This sequence represents the minimum time to completion. Time to completion will vary by student, depending on individual progress and credits transferred, if applicable. For a personalized estimate of your time to completion, call an enrollment specialist at 855-646-5286.
|Course Code||COMM 6100||Course||Communication Theory in Practice: Here and Now||Credits||(3 sem. cr.)|
|Course Code||COMM 6110||Course||Media Effects: Mass Media in Modern Society||Credits||(3 sem. cr.)|
|Course Code||COMM 6130||Course||Communicating Using Social and Digital Media||Credits||(3 sem. cr.)|
|Course Code||COMM 6150||Course||Interpersonal Communication||Credits||(3 sem. cr.)|

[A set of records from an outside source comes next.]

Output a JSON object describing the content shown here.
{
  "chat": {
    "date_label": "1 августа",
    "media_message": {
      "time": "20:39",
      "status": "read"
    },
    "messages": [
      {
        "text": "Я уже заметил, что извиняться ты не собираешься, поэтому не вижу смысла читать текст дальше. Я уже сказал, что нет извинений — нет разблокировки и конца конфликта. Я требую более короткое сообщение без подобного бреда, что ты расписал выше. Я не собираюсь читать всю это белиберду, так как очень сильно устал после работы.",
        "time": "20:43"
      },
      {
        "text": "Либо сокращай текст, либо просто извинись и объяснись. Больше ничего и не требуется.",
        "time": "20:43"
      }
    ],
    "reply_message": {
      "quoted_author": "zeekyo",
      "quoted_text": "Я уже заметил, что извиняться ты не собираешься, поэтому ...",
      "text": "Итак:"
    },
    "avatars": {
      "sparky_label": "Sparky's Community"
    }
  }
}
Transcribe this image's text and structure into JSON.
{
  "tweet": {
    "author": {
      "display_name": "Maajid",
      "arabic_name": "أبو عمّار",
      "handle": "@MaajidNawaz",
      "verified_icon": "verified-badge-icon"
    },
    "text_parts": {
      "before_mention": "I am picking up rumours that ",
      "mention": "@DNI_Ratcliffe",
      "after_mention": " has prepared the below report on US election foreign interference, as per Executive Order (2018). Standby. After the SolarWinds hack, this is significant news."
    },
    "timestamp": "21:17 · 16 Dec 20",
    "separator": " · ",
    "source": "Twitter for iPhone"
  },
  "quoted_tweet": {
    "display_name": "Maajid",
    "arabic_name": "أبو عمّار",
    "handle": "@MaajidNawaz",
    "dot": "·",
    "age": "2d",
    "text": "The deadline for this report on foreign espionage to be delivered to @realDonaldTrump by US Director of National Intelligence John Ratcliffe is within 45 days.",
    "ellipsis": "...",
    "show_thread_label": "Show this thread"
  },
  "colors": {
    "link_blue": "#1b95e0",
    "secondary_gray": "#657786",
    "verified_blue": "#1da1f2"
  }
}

It has been said that all communication is persuasive in nature. Whether this assertion is true or not, it is likely that individuals frequently attempt to persuade others on a daily basis. In this course, students explore the theories and approaches needed to enhance persuasive messages, make communication more effective, and generate a desired effect. Students examine how to craft oral, written, and visual messages that integrate persuasive theory for a selected audience. Topics include the psychology of messaging, communicating a consistent message across various media, rhetorical theory, persuasion, negotiation, and cognitive dissonance.
Today's mass media is constantly evolving. Technological advances have shifted the concept of mass media from analog waves to digital bytes. Both content creators and consumers alike interact with their media in new ways. Through this course students prepare for today's global audience. In this course, students examine the history and evolution of the mass media landscape. They explore the theories, concepts, and trends that support informed digital consumers and content creators. Also, students explore the effects of media on consumer actions and the ethical boundaries that arise in creating mass media. Ultimately, their study will reveal the impact of social media, the effects of media on society, and the nature of the global mass media audience.
While some companies may still be asking, "Why should we care about social media?" most are now asking, "How can we leverage the power of social media?" In this course, students examine how social media has changed the way consumers interact with brands and apply elements of storytelling to develop a social media strategy for an organizational scenario. In addition, students explore issues of ethics, privacy, and media law that are heightened by social media and digital communication distribution. Topics include types of social media, audience appropriateness, reputation management, social media strategy, evaluation methods, and the communications regulatory environment, including media law and privacy.
The ability to communicate with others influences success in both professional and personal settings. As communities and places of work become increasingly diverse, the intersections of interpersonal and intercultural communication also increase, and communicators need to be aware that the cultural diversity of their audiences should affect the way they convey information. Students in this course examine interpersonal and intercultural intersections and study the influence of cultural diversity on interpersonal communication. By examining theory, students develop an approach to practice and hone individual strategies for communicating successfully in diverse interpersonal situations. Topics include interpersonal communication theory, intercultural communication theory, individual communication competence, nonverbal channels, person perception, conflict resolution, and listening and communication barriers.